We aren’t good, however we now have excessive requirements, and are okay with charging extra for our sweaters so as to uphold these requirements. We’re studying a lot concerning the style business—and truthfully, it has made me, personally, a far more involved shopper. I feel shopping for much less gadgets from smaller manufacturers that make high quality merchandise and respect their work drive and their planet is a lot extra trendy than “fast-fashion” trend-shopping. I’ve minimize out purchasing from quick trend locations like Zara and H&M out of my private routine, regardless of WHAT their shirts say.
In 2018, Connie Britton wore a signature Lingua Franca “poverty is sexist” sweater to the Golden Globes. The $380.00 sweater turned a matter of controversy—many felt the worth level clashed with the message.

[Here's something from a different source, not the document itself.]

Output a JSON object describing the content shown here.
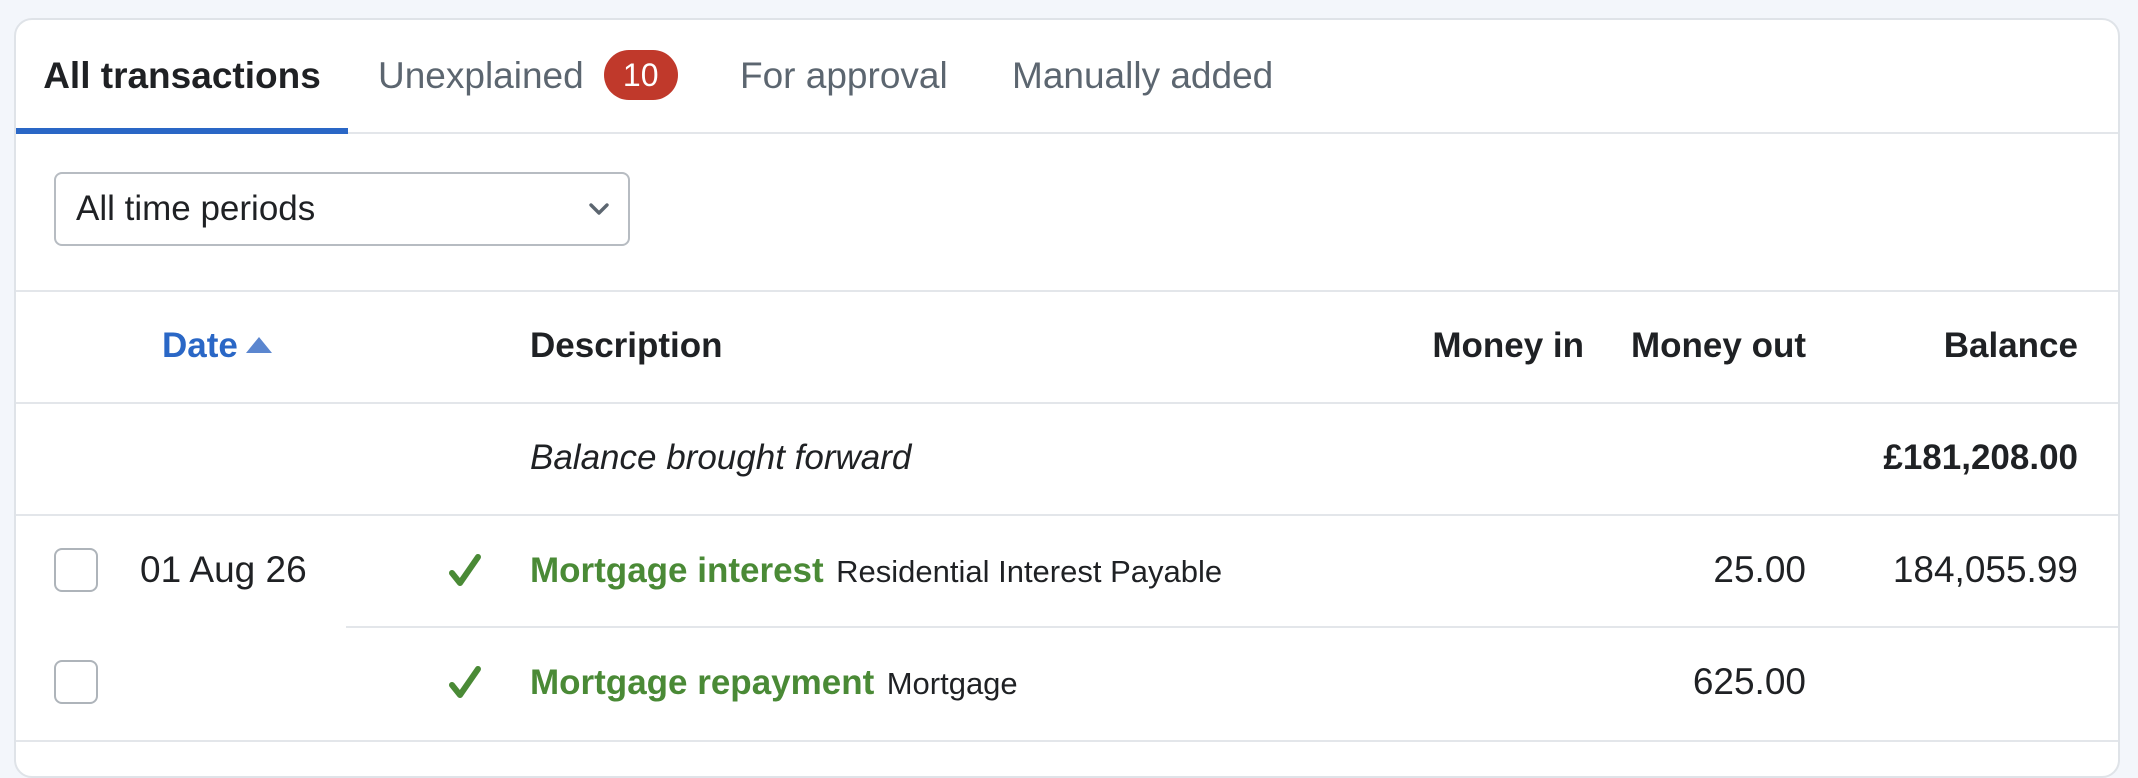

I feel that episode was the most effective instance of what we’re continuously making an attempt to do right here: begin conversations. It’s okay that it upset individuals. It’s okay that folks criticized us. What’s essential is for us to pay attention, and for individuals to interact in considerate dialogue. I’m glad that Britton’s selection in sporting that one sweater—as opposed to, say, a $10,000 robe—on the pink carpet made so many individuals conscious of organizations which are offering for ladies in want.
On this case particularly, the result is a lot higher than the price of critics. Revenue inequality exists, and it’s ridiculous not to name consideration to it. I used to be comfortable to have a small half on this overwhelming debate on how to cope with this big drawback that isn’t going away.
Do you foresee a shifting worth level?
In our cashmere sweaters? No. I don’t see a shift in our pricing, for all the causes said earlier than.
We care deeply about producing merchandise which are ethically sourced and produced. We care about paying individuals truthful wages. We merely can’t do what we do and make any much less margins work. But in addition? We expect our sweaters are value the fee. We hope individuals think about spending 4 occasions extra on our one sweater, that they’ve ceaselessly, than certainly one of lesser high quality that they toss in a couple of seasons.
Style is perceived as a “feminine” subject, however the majority of the company business is dominated by males. How did you break by way of—particularly with such daring and, arguably, divisive political designs?
Properly, at the start, we aren’t company. I feel a lot of the considerate and fascinating style corporations I comply with are run by ladies, and most of them would not have company headquarters.
I’m very lucky in that I don’t have buyers or board members to reply to. This began as a folly challenge and has grown into one thing that has given me a actual objective in my life. I’m protecting of this model and the capital—each money and time—that has gone into it.
Finally, as a shopper, I reply to corporations that I can really feel have some soul to them. I hope that’s how individuals really feel once they uncover us.
What’s subsequent for Lingua Franca?
In a good world, our firm will develop into one thing far more. Our ethos is sharing “a common language” and “giving a damn,” and these would be the underlining themes of future merchandise we launch.
We’re engaged on a completely new product line, outdoors of trend, for a winter launch. Keep tuned!
Livia Caligor is a sophomore at Cornell College majoring in Style Design Administration with a robust perception in style as a responsive artwork type that displays and drives political, cultural and financial modifications. She serves as VP of Alumni Relations for Cornell’s Trend Business Community, VP of Logistics and Occasions Planning for the Cornell Trend Collective and undergraduate analysis assistant and blogger for the Cornell Costume and Textile Assortment museum. Livia loves sparring, dragging her pals to museums and galleries, exploring downtown NYC, studying 1960s literature and cooking eccentric private recipes.